Published: 21st October 2022
NMC fee regulations diktak: Centre requests two weeks time to file counter in Supreme Court
A petition was filed in the Supreme Court against the NMC's fee regulation diktak, which was issued on February 4 this year
The National Medical Commission's (NMC) decision stipulating that fees for 50% of the seats in private medical colleges should be at par with fees in government colleges has been challenged in the Supreme Court.
The matter was presented before a bench of the apex court today and the Centre has requested two weeks' time to file a counter to the petition. Additional Solicitor General Sanjay Jain asked the court for two weeks' time to file the centre's response to the petitions today, October 22.
The Supreme Court bench has said that it will hear the petition in two weeks' time for final disposal. The petition was initially listed before the apex court on September 23, when senior counsel Maninder Singh, appearing for the NMC requested time to file a counter. The Supreme Court had issued notice to the respondent in the matter, and the petition was then listed for October 11 for hearing, and was finally taken up today.
The NMC's memorandum on the matter was issued on February 4. A few states such as Kerala refused to implement it, after the Kerala High Court's verdict that the order did not apply to the state because fees of private medical colleges in Kerala were regulated. Tamil Nadu also took a similar stand on the matter. Madhya Pradesh High Court, on the other hand, enforced the implementation of the NMC's regulation. However, with the case now in the Supreme Court, the MP High Court's judgement has been stayed.

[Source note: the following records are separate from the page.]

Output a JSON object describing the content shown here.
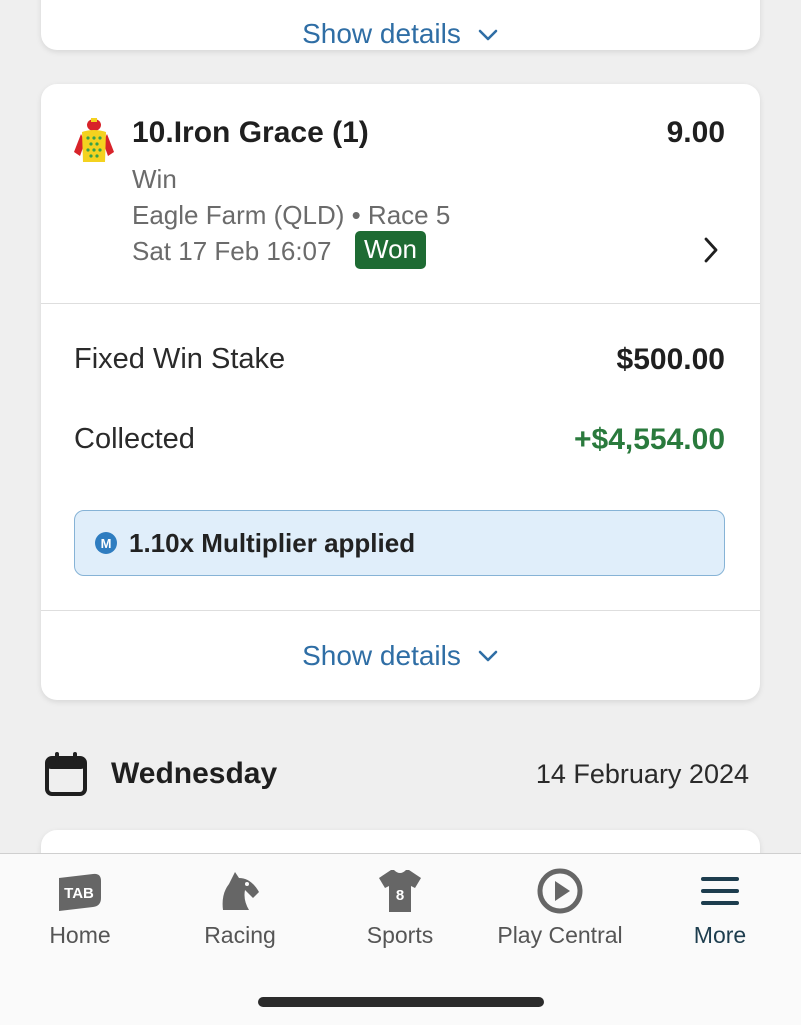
{
  "previous_card": {
    "show_details_label": "Show details"
  },
  "bet_card": {
    "runner_name": "10.Iron Grace (1)",
    "odds": "9.00",
    "bet_type": "Win",
    "venue": "Eagle Farm (QLD) • Race 5",
    "race_time": "Sat 17 Feb 16:07",
    "result_badge": "Won",
    "stake_label": "Fixed Win Stake",
    "stake_value": "$500.00",
    "collected_label": "Collected",
    "collected_value": "+$4,554.00",
    "multiplier_icon": "M",
    "multiplier_text": "1.10x Multiplier applied",
    "show_details_label": "Show details"
  },
  "day_header": {
    "day_name": "Wednesday",
    "date": "14 February 2024"
  },
  "bottom_nav": {
    "items": [
      {
        "label": "Home",
        "icon": "tab-logo-icon"
      },
      {
        "label": "Racing",
        "icon": "horse-icon"
      },
      {
        "label": "Sports",
        "icon": "jersey-icon",
        "icon_text": "8"
      },
      {
        "label": "Play Central",
        "icon": "play-icon"
      },
      {
        "label": "More",
        "icon": "hamburger-menu-icon"
      }
    ]
  },
  "colors": {
    "link_blue": "#2f6ea5",
    "won_green": "#1e6b33",
    "collected_green": "#2a7a3d",
    "multiplier_bg": "#e0eefa",
    "active_nav": "#1d3d4e"
  }
}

While experts who spoke to EdexLive earlier said that the petition against the NMC's regulation in the Supreme Court should not impact the counselling for the National Eligibility-cum-Entrance Test Postgraduation (NEET PG), which is already being conducted by the Medical Counselling Committee, students have expressed anxiety, with some requesting the NMC order to be implemented in a bid to make medical education affordable.